What is needed: Only lines containing "Send" belong in the answer, each copied from the entries below.

::::::::

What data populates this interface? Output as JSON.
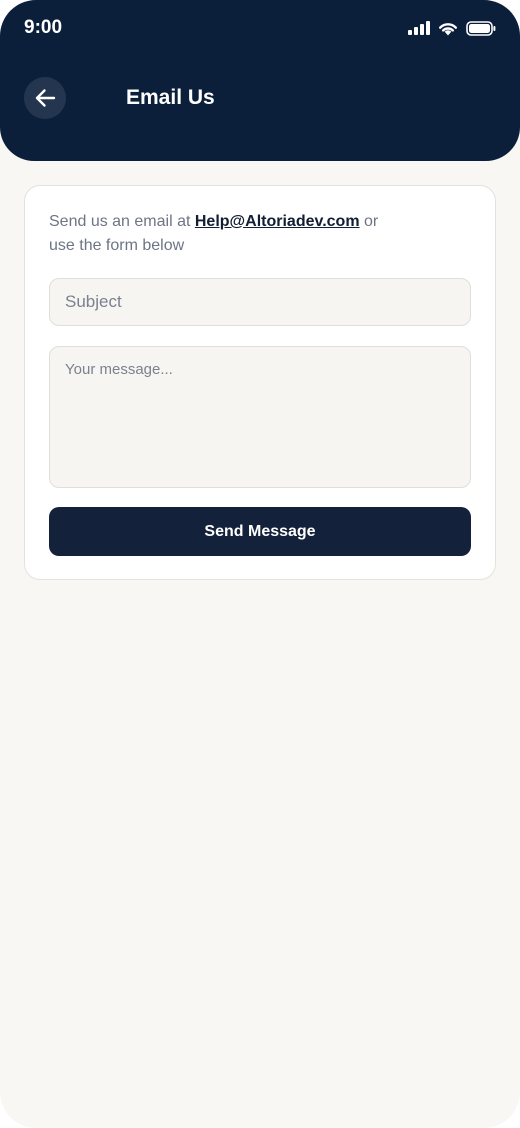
{
  "status_bar": {
    "time": "9:00",
    "icons": [
      "cellular-signal-icon",
      "wifi-icon",
      "battery-icon"
    ]
  },
  "header": {
    "back_icon": "arrow-left-icon",
    "title": "Email Us"
  },
  "form": {
    "intro_before": "Send us an email at ",
    "email": "Help@Altoriadev.com",
    "intro_after": " or use the form below",
    "subject_placeholder": "Subject",
    "message_placeholder": "Your message...",
    "send_label": "Send Message"
  },
  "colors": {
    "header_bg": "#0c1f3a",
    "page_bg": "#f8f7f4",
    "button_bg": "#13213a",
    "input_bg": "#f6f5f1"
  }
}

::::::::

Result of the exercise:
    "intro_before": "Send us an email at ",
    "send_label": "Send Message"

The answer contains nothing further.